# [Exercise directions]
Apart from the pictures, everything in the lines below must be printed exactly.

# [Extracted records]

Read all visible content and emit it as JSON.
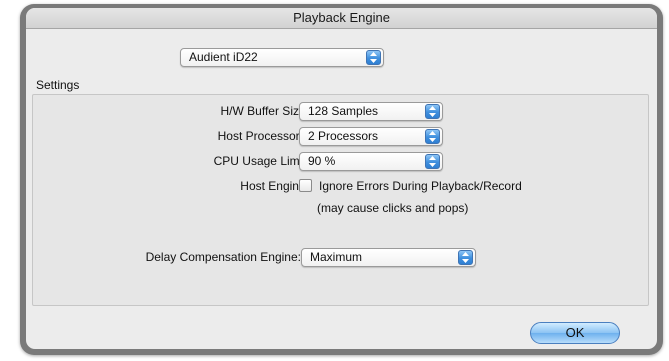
{
  "window": {
    "title": "Playback Engine"
  },
  "device_popup": {
    "value": "Audient iD22"
  },
  "settings": {
    "section_label": "Settings",
    "hw_buffer_size": {
      "label": "H/W Buffer Size:",
      "value": "128 Samples"
    },
    "host_processors": {
      "label": "Host Processors:",
      "value": "2 Processors"
    },
    "cpu_usage_limit": {
      "label": "CPU Usage Limit:",
      "value": "90 %"
    },
    "host_engine": {
      "label": "Host Engine:",
      "checkbox_label": "Ignore Errors During Playback/Record",
      "checked": false,
      "note": "(may cause clicks and pops)"
    },
    "delay_compensation": {
      "label": "Delay Compensation Engine:",
      "value": "Maximum"
    }
  },
  "buttons": {
    "ok": "OK"
  },
  "colors": {
    "accent": "#3f8fde",
    "window_frame": "#7a7a7a",
    "panel": "#ececec"
  }
}
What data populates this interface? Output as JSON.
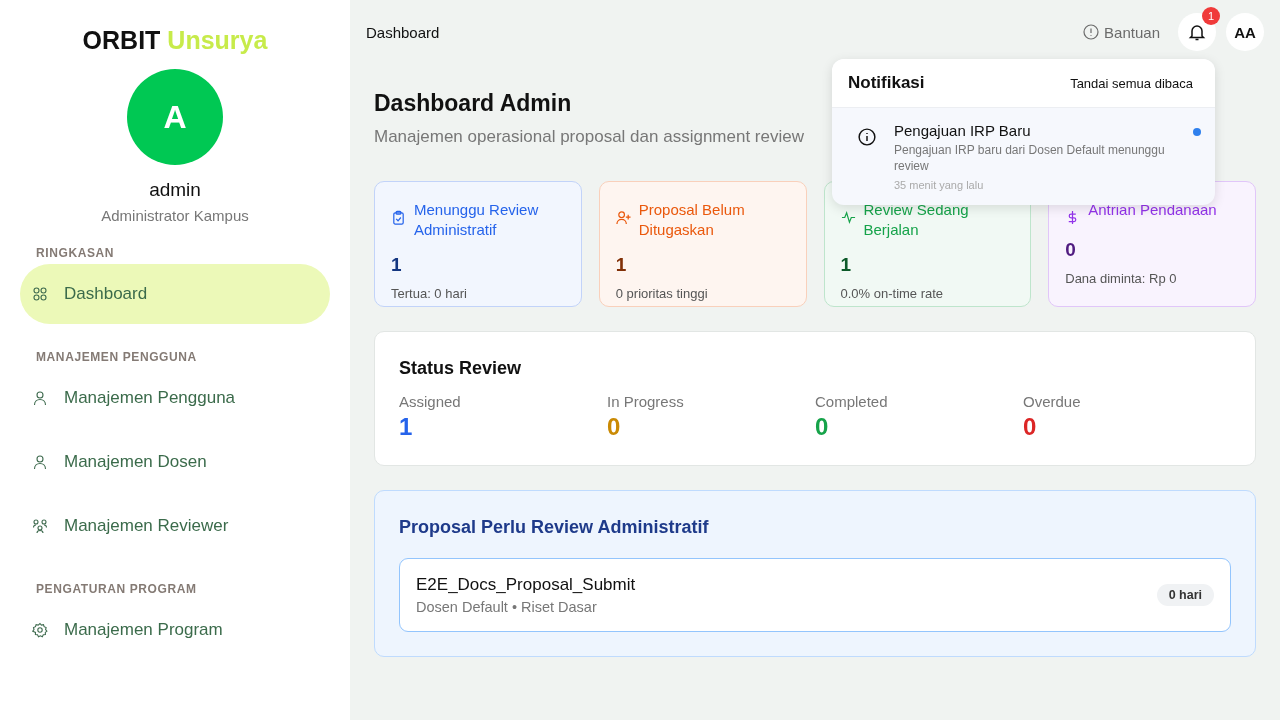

# [Result of the exercise]
Read all visible content and emit it as JSON.
{
  "window": {
    "title": "Playback Engine"
  },
  "device_popup": {
    "value": "Audient iD22"
  },
  "settings": {
    "section_label": "Settings",
    "hw_buffer_size": {
      "label": "H/W Buffer Size:",
      "value": "128 Samples"
    },
    "host_processors": {
      "label": "Host Processors:",
      "value": "2 Processors"
    },
    "cpu_usage_limit": {
      "label": "CPU Usage Limit:",
      "value": "90 %"
    },
    "host_engine": {
      "label": "Host Engine:",
      "checkbox_label": "Ignore Errors During Playback/Record",
      "checked": false,
      "note": "(may cause clicks and pops)"
    },
    "delay_compensation": {
      "label": "Delay Compensation Engine:",
      "value": "Maximum"
    }
  },
  "buttons": {
    "ok": "OK"
  },
  "colors": {
    "accent": "#3f8fde",
    "window_frame": "#7a7a7a",
    "panel": "#ececec"
  }
}
What data populates this interface? Output as JSON.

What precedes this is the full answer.